What a delightful history of the Nazi relation (and Hitler’s relation in particular) to drugs, particularly methamphetamine. The author makes a compelling that the role of these drugs (which were used en masse during the Battle of France) has been underestimated. Similarly, the fact that Hitler had a personal physician who prescribed him all manner of drugs, up to and including speedballs, may have also been overlooked as an explanation of erratic behavior.

It’s a book full of stories I hadn’t heard elsewhere, and the perspective of history as viewed through pharmacology was new to me.

Blitzed (Ohler)

Martian Time-Slip

Not Philip K Dick’s finest work. It has lots of interesting moments, and all the elements that make Dick amazing are there, but… somehow it just doesn’t seem to coalesce. Almost all Dick novels follow a pattern, in which a number of small stories are set up in a very strange future reality. The stories are advanced as they bounce against each other, ultimately coming to some sort of resolution. When this works (as in Dr. Bloodmoney, Do Androids Dream of Electric Sheep?, and The Man in the High Castle) it’s magnificent. It’s that part of Mozart’s 40th where suddenly all the melodies intertwine and change.

When it doesn’t work, it just feels confusing and discordant. I’d put Martian Time-Slip in this category. Worth reading if you’re a fan of the author, but otherwise probably not.

Martian Time-Slip (Dick)

Against Empathy: The Case for Rational Compassion

Okay, it’s an inflammatory title, but I really enjoyed the book! In some ways it reminds me “In Defense of Flogging” by Moskos, in the sense that the author isn’t exactly in favor the what the title claims, but nevertheless argues that our current alternative is even worse.

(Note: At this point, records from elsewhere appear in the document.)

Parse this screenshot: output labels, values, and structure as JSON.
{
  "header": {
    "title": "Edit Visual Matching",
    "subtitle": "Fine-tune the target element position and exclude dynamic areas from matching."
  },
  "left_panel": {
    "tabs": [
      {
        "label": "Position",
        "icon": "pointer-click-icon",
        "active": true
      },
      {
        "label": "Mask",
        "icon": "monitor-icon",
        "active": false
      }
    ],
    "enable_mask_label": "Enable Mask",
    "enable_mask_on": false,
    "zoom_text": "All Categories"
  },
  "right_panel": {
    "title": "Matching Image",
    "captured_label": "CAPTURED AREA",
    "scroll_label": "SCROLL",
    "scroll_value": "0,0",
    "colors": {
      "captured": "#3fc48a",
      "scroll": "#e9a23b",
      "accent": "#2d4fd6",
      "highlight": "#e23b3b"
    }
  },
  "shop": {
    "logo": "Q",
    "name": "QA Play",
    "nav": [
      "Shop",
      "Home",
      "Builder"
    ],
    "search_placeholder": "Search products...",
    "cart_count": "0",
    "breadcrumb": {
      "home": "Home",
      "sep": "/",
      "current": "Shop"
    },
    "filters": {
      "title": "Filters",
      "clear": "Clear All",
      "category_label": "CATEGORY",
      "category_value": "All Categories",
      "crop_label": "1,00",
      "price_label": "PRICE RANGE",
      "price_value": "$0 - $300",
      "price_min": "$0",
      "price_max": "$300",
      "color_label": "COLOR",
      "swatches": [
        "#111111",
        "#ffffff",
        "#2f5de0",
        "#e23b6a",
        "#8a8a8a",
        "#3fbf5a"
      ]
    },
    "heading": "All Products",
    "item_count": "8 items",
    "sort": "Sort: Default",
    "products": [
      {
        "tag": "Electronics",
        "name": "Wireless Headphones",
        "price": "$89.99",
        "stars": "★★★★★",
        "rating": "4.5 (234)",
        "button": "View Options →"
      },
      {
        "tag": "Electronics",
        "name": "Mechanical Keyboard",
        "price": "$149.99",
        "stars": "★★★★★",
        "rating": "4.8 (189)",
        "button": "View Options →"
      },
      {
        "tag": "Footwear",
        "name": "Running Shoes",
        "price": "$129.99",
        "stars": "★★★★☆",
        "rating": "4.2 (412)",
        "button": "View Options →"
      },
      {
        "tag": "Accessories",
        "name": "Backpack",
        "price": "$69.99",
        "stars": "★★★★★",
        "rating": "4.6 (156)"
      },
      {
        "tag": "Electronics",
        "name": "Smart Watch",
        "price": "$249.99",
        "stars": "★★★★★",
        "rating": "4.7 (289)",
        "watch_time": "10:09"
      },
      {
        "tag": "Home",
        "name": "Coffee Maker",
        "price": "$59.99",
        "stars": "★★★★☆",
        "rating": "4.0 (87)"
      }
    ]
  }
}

The basic idea here is that empathy is overvalued is a criterion for judgment, in that empathy (in the specific sense of “walking in someone else’s shoes” mentally) is very prone to cognitive bias. For example, you may be more likely to give to a charity that tugs at your heartstrings than one that accomplishes the goals you logically desire. More ominously, the part of your brain that engages in empathy is probably at least a bit racist and xenophobic.

I really enjoyed this book. It’s kind of a mix between behavioral economics and utilitarian ethics, but it’s still a quick fun read.

Against Empathy (Bloom)

The Botany of Desire: A Plant’s-Eye View of the World

I have a love-hate relationship with Pollan. He writes well, but for popular science I often find it a bit lighter on science than I’d like. As with many writers who fall somewhere between journalism and pop science, you often get a long story about visiting a person and place instead of a detailed description of the science at hand.

Then again, I have never failed to enjoy one of his books. This one is about plants that have so deeply satisfied human desires (marijuana, apples, potatoes, and tulips) that humans have cultivated them extensively. The conceit here is that the plants have tapped our desire as a means of reproduction. This isn’t a new idea, and I suspect it wasn’t new in 2001, but it is very well explored. And, like all Pollan’s books, it has an engaging structure as it moves from topic to topic – tulips are beauty, apples are sweetness, potatoes are control, and marijuana is intoxication.

In short, I enjoyed it, and to the extent I have criticisms, they are basically unfair. I would prefer more depth in a book that is supposed to read more like an adventure travelogue of food. If that sounds like something you’d like, I recommend it.

The Botany of Desire (Pollan)